WHAT TO PRODUCE: Reproduce the listing that follows, unchanged and complete.

DATA SUPPLIED:

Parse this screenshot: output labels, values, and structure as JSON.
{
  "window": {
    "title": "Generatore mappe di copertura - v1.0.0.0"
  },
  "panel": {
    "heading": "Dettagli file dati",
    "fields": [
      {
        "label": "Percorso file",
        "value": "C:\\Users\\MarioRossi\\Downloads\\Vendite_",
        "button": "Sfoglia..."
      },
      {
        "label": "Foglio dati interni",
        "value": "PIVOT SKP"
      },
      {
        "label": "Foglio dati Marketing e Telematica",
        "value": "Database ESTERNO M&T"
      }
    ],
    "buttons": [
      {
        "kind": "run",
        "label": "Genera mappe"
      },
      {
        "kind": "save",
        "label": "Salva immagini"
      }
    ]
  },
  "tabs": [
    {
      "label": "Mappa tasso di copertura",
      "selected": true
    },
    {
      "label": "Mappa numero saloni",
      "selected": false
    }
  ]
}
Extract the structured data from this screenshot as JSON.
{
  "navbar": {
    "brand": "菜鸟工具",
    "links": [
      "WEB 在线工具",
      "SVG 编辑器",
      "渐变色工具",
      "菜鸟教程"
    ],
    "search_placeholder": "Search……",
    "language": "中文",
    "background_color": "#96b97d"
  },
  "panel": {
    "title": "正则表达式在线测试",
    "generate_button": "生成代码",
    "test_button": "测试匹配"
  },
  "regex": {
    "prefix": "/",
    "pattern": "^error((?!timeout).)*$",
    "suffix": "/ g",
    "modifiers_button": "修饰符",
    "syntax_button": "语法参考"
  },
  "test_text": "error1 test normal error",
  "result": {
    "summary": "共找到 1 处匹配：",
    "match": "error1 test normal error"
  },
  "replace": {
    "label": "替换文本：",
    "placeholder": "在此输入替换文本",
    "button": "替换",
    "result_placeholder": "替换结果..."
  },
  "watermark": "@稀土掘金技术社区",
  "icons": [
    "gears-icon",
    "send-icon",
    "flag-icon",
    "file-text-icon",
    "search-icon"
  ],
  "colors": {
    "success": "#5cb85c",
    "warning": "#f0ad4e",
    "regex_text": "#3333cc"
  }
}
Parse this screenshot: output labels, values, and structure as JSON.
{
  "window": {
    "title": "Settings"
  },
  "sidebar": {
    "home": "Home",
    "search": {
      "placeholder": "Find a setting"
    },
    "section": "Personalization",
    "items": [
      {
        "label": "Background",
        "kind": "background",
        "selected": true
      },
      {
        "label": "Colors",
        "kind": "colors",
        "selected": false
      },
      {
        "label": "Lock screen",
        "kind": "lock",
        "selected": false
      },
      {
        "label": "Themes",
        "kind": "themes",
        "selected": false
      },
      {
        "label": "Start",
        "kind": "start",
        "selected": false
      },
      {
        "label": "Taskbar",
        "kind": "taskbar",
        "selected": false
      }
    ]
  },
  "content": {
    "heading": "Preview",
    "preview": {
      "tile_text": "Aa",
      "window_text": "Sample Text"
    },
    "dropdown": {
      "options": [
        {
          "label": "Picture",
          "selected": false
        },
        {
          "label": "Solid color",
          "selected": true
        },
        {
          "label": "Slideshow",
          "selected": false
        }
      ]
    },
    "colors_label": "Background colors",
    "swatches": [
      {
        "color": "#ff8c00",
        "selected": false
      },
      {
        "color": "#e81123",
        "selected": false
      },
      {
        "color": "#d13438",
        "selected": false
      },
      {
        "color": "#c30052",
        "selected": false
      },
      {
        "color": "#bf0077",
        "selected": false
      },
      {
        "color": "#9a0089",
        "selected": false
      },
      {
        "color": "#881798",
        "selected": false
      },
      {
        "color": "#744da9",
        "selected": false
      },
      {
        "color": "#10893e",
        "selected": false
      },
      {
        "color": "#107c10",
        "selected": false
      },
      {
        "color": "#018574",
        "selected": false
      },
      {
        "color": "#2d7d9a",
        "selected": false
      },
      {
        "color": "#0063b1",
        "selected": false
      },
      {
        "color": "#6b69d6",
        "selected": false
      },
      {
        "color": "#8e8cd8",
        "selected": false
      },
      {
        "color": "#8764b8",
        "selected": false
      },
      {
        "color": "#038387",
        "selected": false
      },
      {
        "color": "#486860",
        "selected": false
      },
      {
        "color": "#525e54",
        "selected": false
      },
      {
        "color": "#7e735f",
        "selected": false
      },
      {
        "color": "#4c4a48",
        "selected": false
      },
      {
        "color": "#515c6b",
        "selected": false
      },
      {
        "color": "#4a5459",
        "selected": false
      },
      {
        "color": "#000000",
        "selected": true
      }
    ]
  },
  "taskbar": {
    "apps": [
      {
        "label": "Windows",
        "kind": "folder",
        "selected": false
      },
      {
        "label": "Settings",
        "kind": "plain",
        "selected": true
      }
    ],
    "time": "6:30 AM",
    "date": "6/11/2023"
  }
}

FINAL ANSWER:
Parse this screenshot: output labels, values, and structure as JSON.
{
  "window": {
    "title": "Generatore mappe di copertura - v1.0.0.0"
  },
  "panel": {
    "heading": "Dettagli file dati",
    "fields": [
      {
        "label": "Percorso file",
        "value": "C:\\Users\\MarioRossi\\Downloads\\Vendite_",
        "button": "Sfoglia..."
      },
      {
        "label": "Foglio dati interni",
        "value": "PIVOT SKP"
      },
      {
        "label": "Foglio dati Marketing e Telematica",
        "value": "Database ESTERNO M&T"
      }
    ],
    "buttons": [
      {
        "kind": "run",
        "label": "Genera mappe"
      },
      {
        "kind": "save",
        "label": "Salva immagini"
      }
    ]
  },
  "tabs": [
    {
      "label": "Mappa tasso di copertura",
      "selected": true
    },
    {
      "label": "Mappa numero saloni",
      "selected": false
    }
  ]
}
Extract the structured data from this screenshot as JSON.
{
  "navbar": {
    "brand": "菜鸟工具",
    "links": [
      "WEB 在线工具",
      "SVG 编辑器",
      "渐变色工具",
      "菜鸟教程"
    ],
    "search_placeholder": "Search……",
    "language": "中文",
    "background_color": "#96b97d"
  },
  "panel": {
    "title": "正则表达式在线测试",
    "generate_button": "生成代码",
    "test_button": "测试匹配"
  },
  "regex": {
    "prefix": "/",
    "pattern": "^error((?!timeout).)*$",
    "suffix": "/ g",
    "modifiers_button": "修饰符",
    "syntax_button": "语法参考"
  },
  "test_text": "error1 test normal error",
  "result": {
    "summary": "共找到 1 处匹配：",
    "match": "error1 test normal error"
  },
  "replace": {
    "label": "替换文本：",
    "placeholder": "在此输入替换文本",
    "button": "替换",
    "result_placeholder": "替换结果..."
  },
  "watermark": "@稀土掘金技术社区",
  "icons": [
    "gears-icon",
    "send-icon",
    "flag-icon",
    "file-text-icon",
    "search-icon"
  ],
  "colors": {
    "success": "#5cb85c",
    "warning": "#f0ad4e",
    "regex_text": "#3333cc"
  }
}
Parse this screenshot: output labels, values, and structure as JSON.
{
  "window": {
    "title": "Settings"
  },
  "sidebar": {
    "home": "Home",
    "search": {
      "placeholder": "Find a setting"
    },
    "section": "Personalization",
    "items": [
      {
        "label": "Background",
        "kind": "background",
        "selected": true
      },
      {
        "label": "Colors",
        "kind": "colors",
        "selected": false
      },
      {
        "label": "Lock screen",
        "kind": "lock",
        "selected": false
      },
      {
        "label": "Themes",
        "kind": "themes",
        "selected": false
      },
      {
        "label": "Start",
        "kind": "start",
        "selected": false
      },
      {
        "label": "Taskbar",
        "kind": "taskbar",
        "selected": false
      }
    ]
  },
  "content": {
    "heading": "Preview",
    "preview": {
      "tile_text": "Aa",
      "window_text": "Sample Text"
    },
    "dropdown": {
      "options": [
        {
          "label": "Picture",
          "selected": false
        },
        {
          "label": "Solid color",
          "selected": true
        },
        {
          "label": "Slideshow",
          "selected": false
        }
      ]
    },
    "colors_label": "Background colors",
    "swatches": [
      {
        "color": "#ff8c00",
        "selected": false
      },
      {
        "color": "#e81123",
        "selected": false
      },
      {
        "color": "#d13438",
        "selected": false
      },
      {
        "color": "#c30052",
        "selected": false
      },
      {
        "color": "#bf0077",
        "selected": false
      },
      {
        "color": "#9a0089",
        "selected": false
      },
      {
        "color": "#881798",
        "selected": false
      },
      {
        "color": "#744da9",
        "selected": false
      },
      {
        "color": "#10893e",
        "selected": false
      },
      {
        "color": "#107c10",
        "selected": false
      },
      {
        "color": "#018574",
        "selected": false
      },
      {
        "color": "#2d7d9a",
        "selected": false
      },
      {
        "color": "#0063b1",
        "selected": false
      },
      {
        "color": "#6b69d6",
        "selected": false
      },
      {
        "color": "#8e8cd8",
        "selected": false
      },
      {
        "color": "#8764b8",
        "selected": false
      },
      {
        "color": "#038387",
        "selected": false
      },
      {
        "color": "#486860",
        "selected": false
      },
      {
        "color": "#525e54",
        "selected": false
      },
      {
        "color": "#7e735f",
        "selected": false
      },
      {
        "color": "#4c4a48",
        "selected": false
      },
      {
        "color": "#515c6b",
        "selected": false
      },
      {
        "color": "#4a5459",
        "selected": false
      },
      {
        "color": "#000000",
        "selected": true
      }
    ]
  },
  "taskbar": {
    "apps": [
      {
        "label": "Windows",
        "kind": "folder",
        "selected": false
      },
      {
        "label": "Settings",
        "kind": "plain",
        "selected": true
      }
    ],
    "time": "6:30 AM",
    "date": "6/11/2023"
  }
}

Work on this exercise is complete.